■ Task objective
Only text belongs in your copy of the listing below; reproduce it exactly and leave out the pictures.

■ Material supplied
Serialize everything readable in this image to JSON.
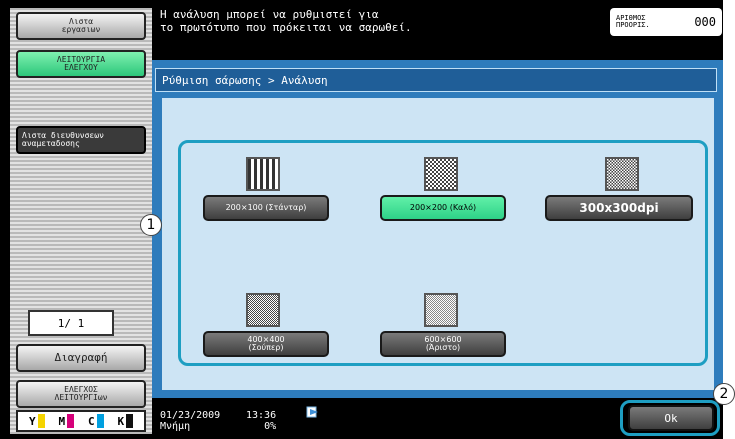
{
  "sidebar": {
    "job_list_label": "Λιστα\nεργασιων",
    "check_mode_label": "ΛΕΙΤΟΥΡΓΙΑ\nΕΛΕΓΧΟΥ",
    "address_list_label": "Λιστα διευθυνσεων\nαναμεταδοσης",
    "page_indicator": "1/  1",
    "delete_label": "Διαγραφή",
    "check_functions_label": "ΕΛΕΓΧΟΣ\nΛΕΙΤΟΥΡΓΙων",
    "toner": [
      {
        "label": "Y",
        "color": "#f5d400"
      },
      {
        "label": "M",
        "color": "#d6007a"
      },
      {
        "label": "C",
        "color": "#00a0e0"
      },
      {
        "label": "K",
        "color": "#111111"
      }
    ]
  },
  "header": {
    "message": "Η ανάλυση μπορεί να ρυθμιστεί για\nτο πρωτότυπο που πρόκειται να σαρωθεί.",
    "counter_label": "ΑΡΙΘΜΟΣ\nΠΡΟΟΡΙΣ.",
    "counter_value": "000"
  },
  "dialog": {
    "breadcrumb": "Ρύθμιση σάρωσης > Ανάλυση",
    "options": [
      {
        "label": "200×100 (Στάνταρ)",
        "selected": false
      },
      {
        "label": "200×200 (Καλό)",
        "selected": true
      },
      {
        "label": "300x300dpi",
        "selected": false
      },
      {
        "label": "400×400\n(Σούπερ)",
        "selected": false
      },
      {
        "label": "600×600\n(Άριστο)",
        "selected": false
      }
    ],
    "callout_1": "1",
    "callout_2": "2"
  },
  "footer": {
    "date": "01/23/2009",
    "memory_label": "Μνήμη",
    "time": "13:36",
    "memory_value": "0%",
    "ok_label": "Ok"
  }
}
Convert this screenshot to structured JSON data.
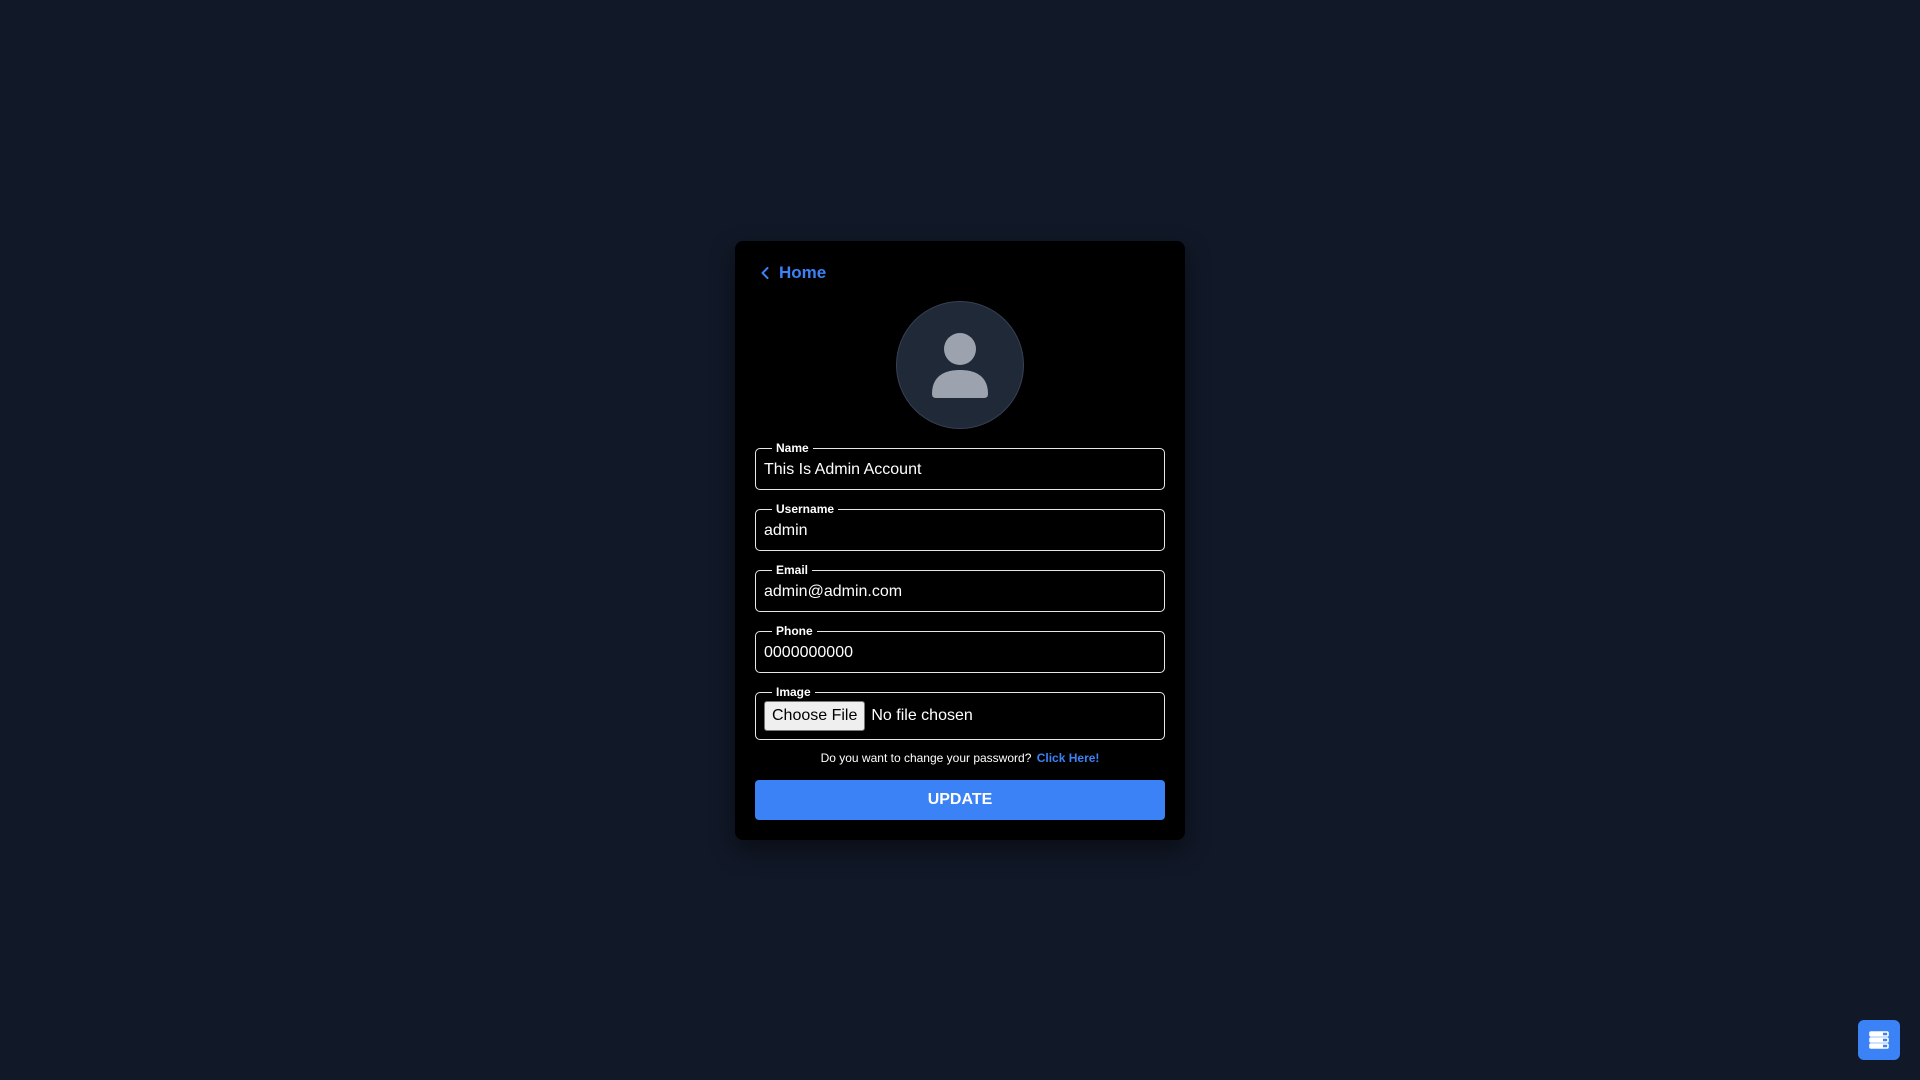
{
  "colors": {
    "page_background": "#111827",
    "card_background": "#000000",
    "accent": "#3b82f6",
    "avatar_background": "#1f2937",
    "avatar_icon": "#9ca3af"
  },
  "nav": {
    "back_icon": "chevron-left-icon",
    "home_label": "Home"
  },
  "profile": {
    "avatar_icon": "user-icon"
  },
  "form": {
    "name": {
      "label": "Name",
      "value": "This Is Admin Account"
    },
    "username": {
      "label": "Username",
      "value": "admin"
    },
    "email": {
      "label": "Email",
      "value": "admin@admin.com"
    },
    "phone": {
      "label": "Phone",
      "value": "0000000000"
    },
    "image": {
      "label": "Image",
      "button_label": "Choose File",
      "status": "No file chosen"
    },
    "password_prompt": "Do you want to change your password?",
    "password_link": "Click Here!",
    "submit_label": "UPDATE"
  },
  "floating_button": {
    "icon": "server-stack-icon"
  }
}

■ Task solution
Serialize everything readable in this image to JSON.
{
  "sidebar": {
    "job_list_label": "Λιστα\nεργασιων",
    "check_mode_label": "ΛΕΙΤΟΥΡΓΙΑ\nΕΛΕΓΧΟΥ",
    "address_list_label": "Λιστα διευθυνσεων\nαναμεταδοσης",
    "page_indicator": "1/  1",
    "delete_label": "Διαγραφή",
    "check_functions_label": "ΕΛΕΓΧΟΣ\nΛΕΙΤΟΥΡΓΙων",
    "toner": [
      {
        "label": "Y",
        "color": "#f5d400"
      },
      {
        "label": "M",
        "color": "#d6007a"
      },
      {
        "label": "C",
        "color": "#00a0e0"
      },
      {
        "label": "K",
        "color": "#111111"
      }
    ]
  },
  "header": {
    "message": "Η ανάλυση μπορεί να ρυθμιστεί για\nτο πρωτότυπο που πρόκειται να σαρωθεί.",
    "counter_label": "ΑΡΙΘΜΟΣ\nΠΡΟΟΡΙΣ.",
    "counter_value": "000"
  },
  "dialog": {
    "breadcrumb": "Ρύθμιση σάρωσης > Ανάλυση",
    "options": [
      {
        "label": "200×100 (Στάνταρ)",
        "selected": false
      },
      {
        "label": "200×200 (Καλό)",
        "selected": true
      },
      {
        "label": "300x300dpi",
        "selected": false
      },
      {
        "label": "400×400\n(Σούπερ)",
        "selected": false
      },
      {
        "label": "600×600\n(Άριστο)",
        "selected": false
      }
    ],
    "callout_1": "1",
    "callout_2": "2"
  },
  "footer": {
    "date": "01/23/2009",
    "memory_label": "Μνήμη",
    "time": "13:36",
    "memory_value": "0%",
    "ok_label": "Ok"
  }
}
Convert this screenshot to structured JSON data.
{
  "colors": {
    "page_background": "#111827",
    "card_background": "#000000",
    "accent": "#3b82f6",
    "avatar_background": "#1f2937",
    "avatar_icon": "#9ca3af"
  },
  "nav": {
    "back_icon": "chevron-left-icon",
    "home_label": "Home"
  },
  "profile": {
    "avatar_icon": "user-icon"
  },
  "form": {
    "name": {
      "label": "Name",
      "value": "This Is Admin Account"
    },
    "username": {
      "label": "Username",
      "value": "admin"
    },
    "email": {
      "label": "Email",
      "value": "admin@admin.com"
    },
    "phone": {
      "label": "Phone",
      "value": "0000000000"
    },
    "image": {
      "label": "Image",
      "button_label": "Choose File",
      "status": "No file chosen"
    },
    "password_prompt": "Do you want to change your password?",
    "password_link": "Click Here!",
    "submit_label": "UPDATE"
  },
  "floating_button": {
    "icon": "server-stack-icon"
  }
}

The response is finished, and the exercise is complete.